The number of people getting killed or seriously injured on UK roads is rising and drivers are being urged to take extra care around pedestrians, motorcyclists, cyclists and horse riders.
Vulnerable road users don’t have the same level of protection as a driver within a vehicle, and even minor contact could cause serious injuries or worse.
Over the past 18 months in Derbyshire, there has been 359 collisions with cyclists, inflicting 61 people with serious injuries and 4 people lost their life. There were also 348 motorcycle casualties on our roads, with 120 riders being seriously injured and 6 collisions leading to fatalities. 350 of Derbyshire’s pedestrians also received injuries during this timeframe, 68 of which were seriously hurt and, sadly, resulted in 6 people never being able to take to our streets again.
Between 13-19 September, police forces from across the country will be focussing their efforts on the National Police Chiefs’ Council Vulnerable Road User Campaign, urging road users to #ShareTheRoad. This operation runs within one of the peak months where two-wheeled riders enjoy taking to our great county’s roads and also coincides with children returning to school after the summer break, so it’s imperative that we do all we can in protecting the vulnerable from becoming a further statistic.
Alongside this campaign, we will also be uniting with the Project EDWARD initiative, which strives to achieve ‘Every Day Without A Road Death’ – by focusing on vehicle safety, safe road use, speeding and aftercare for collision victims.
During these operations, our Roads Policing Unit will be setting up check-sites around the county and engaging with the public to both educate and positively influence attitudes and road user behaviour. You will also see a number of safety messages throughout the week that may be of assistance in keeping both yourself and other road users from harm.
Sergeant Scott Riley, Roads Policing Unit’s operational lead, said: “Before we know it, winter nights will be drawing in and weather conditions will gradually start to worsen over the next few months, therefore, there’s a growing need to focus on protecting our vulnerable road users.

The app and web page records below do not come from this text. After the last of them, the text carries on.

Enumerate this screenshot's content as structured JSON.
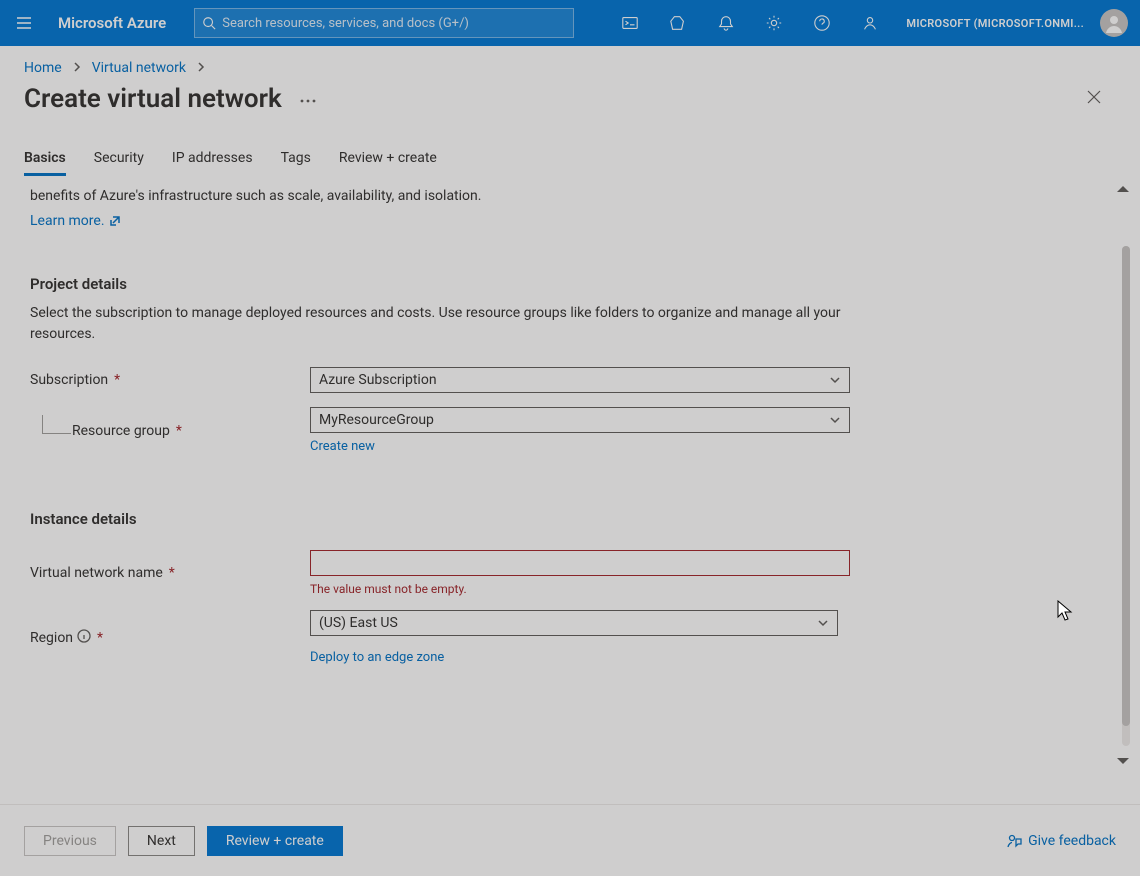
{
  "header": {
    "brand": "Microsoft Azure",
    "search_placeholder": "Search resources, services, and docs (G+/)",
    "account": "MICROSOFT (MICROSOFT.ONMI..."
  },
  "breadcrumb": {
    "home": "Home",
    "vnet": "Virtual network"
  },
  "page": {
    "title": "Create virtual network"
  },
  "tabs": {
    "basics": "Basics",
    "security": "Security",
    "ip": "IP addresses",
    "tags": "Tags",
    "review": "Review + create"
  },
  "intro": {
    "tail": "benefits of Azure's infrastructure such as scale, availability, and isolation.",
    "learn_more": "Learn more."
  },
  "sections": {
    "project": {
      "title": "Project details",
      "desc": "Select the subscription to manage deployed resources and costs. Use resource groups like folders to organize and manage all your resources."
    },
    "instance": {
      "title": "Instance details"
    }
  },
  "fields": {
    "subscription": {
      "label": "Subscription",
      "value": "Azure Subscription"
    },
    "resource_group": {
      "label": "Resource group",
      "value": "MyResourceGroup",
      "create_new": "Create new"
    },
    "vnet_name": {
      "label": "Virtual network name",
      "value": "",
      "error": "The value must not be empty."
    },
    "region": {
      "label": "Region",
      "value": "(US) East US",
      "edge_link": "Deploy to an edge zone"
    }
  },
  "footer": {
    "previous": "Previous",
    "next": "Next",
    "review": "Review + create",
    "feedback": "Give feedback"
  }
}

“Since the beginning of the pandemic, we’ve seen more people taking to our roads on two-wheels, sadly, we’ve also seen a rise in the number of those getting killed or seriously injured in Derbyshire.

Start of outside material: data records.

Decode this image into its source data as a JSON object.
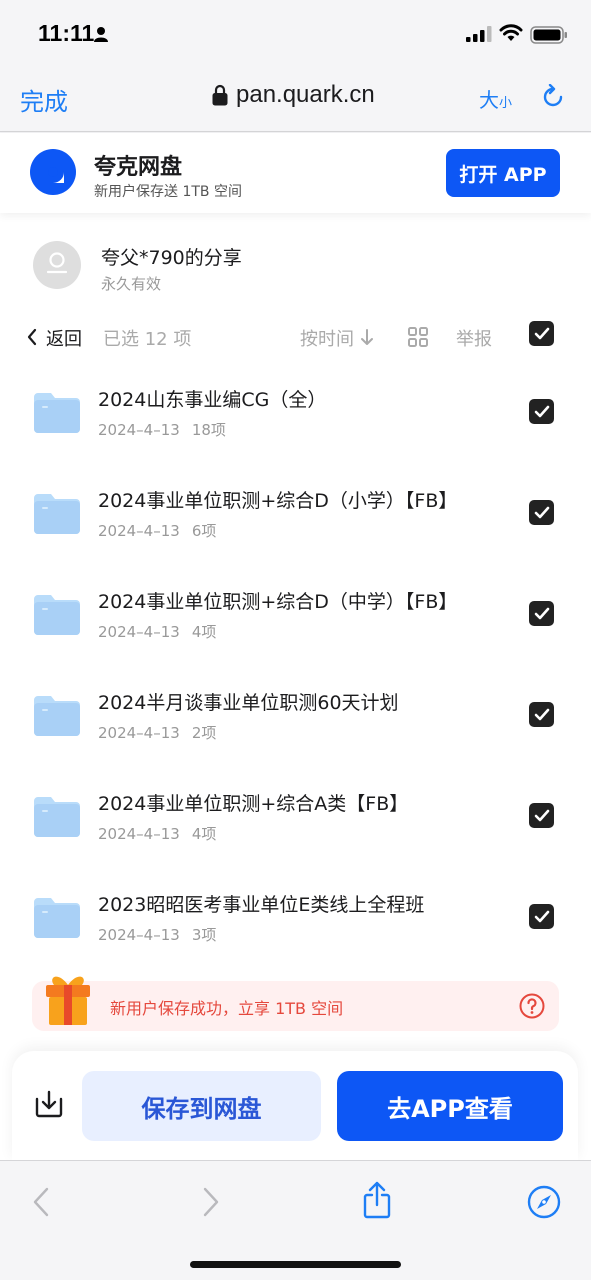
{
  "status_bar": {
    "time": "11:11"
  },
  "browser": {
    "done_label": "完成",
    "url": "pan.quark.cn",
    "text_size_big": "大",
    "text_size_small": "小"
  },
  "app_banner": {
    "name": "夸克网盘",
    "slogan": "新用户保存送 1TB 空间",
    "open_button": "打开 APP"
  },
  "share": {
    "sharer": "夸父*790的分享",
    "expire": "永久有效"
  },
  "toolbar": {
    "back_label": "返回",
    "selected": "已选 12 项",
    "sort_label": "按时间",
    "report_label": "举报"
  },
  "files": [
    {
      "name": "2024山东事业编CG（全）",
      "date": "2024–4–13",
      "count": "18项"
    },
    {
      "name": "2024事业单位职测+综合D（小学）【FB】",
      "date": "2024–4–13",
      "count": "6项"
    },
    {
      "name": "2024事业单位职测+综合D（中学）【FB】",
      "date": "2024–4–13",
      "count": "4项"
    },
    {
      "name": "2024半月谈事业单位职测60天计划",
      "date": "2024–4–13",
      "count": "2项"
    },
    {
      "name": "2024事业单位职测+综合A类【FB】",
      "date": "2024–4–13",
      "count": "4项"
    },
    {
      "name": "2023昭昭医考事业单位E类线上全程班",
      "date": "2024–4–13",
      "count": "3项"
    }
  ],
  "promo": {
    "text": "新用户保存成功，立享 1TB 空间"
  },
  "actions": {
    "save_label": "保存到网盘",
    "view_app_label": "去APP查看"
  },
  "colors": {
    "accent": "#0d57f5",
    "safari_blue": "#1e7ef5",
    "promo_red": "#e5483d",
    "folder_blue": "#a9d0f6"
  }
}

“We all have a shared responsibility in using our roads respectfully, no matter what form of transport you use. Everyone has their part to play in keeping Derbyshire’s road users safe and the only way we can achieve zero road deaths is by doing so together.”
Derbyshire Police and Crime Commissioner, Angelique Foster, said: “Too many people are injured or killed on our roads. That’s why local residents regularly tell me that improved road safety is a priority for them and my forthcoming Police and Crime Plan will reflect their concerns. This isn’t just about motorists. The roads need to be safe for all road users such as those on foot, motorbike, horse or bicycle. I am determined to do everything I can to help improve road safety for all and that includes promoting more enforcement and education. I expect to see more Speedwatch schemes in our communities, supported by the roads policing team and camera safety partnership. It’s important that all agencies work together effectively to make the roads safer for everyone.”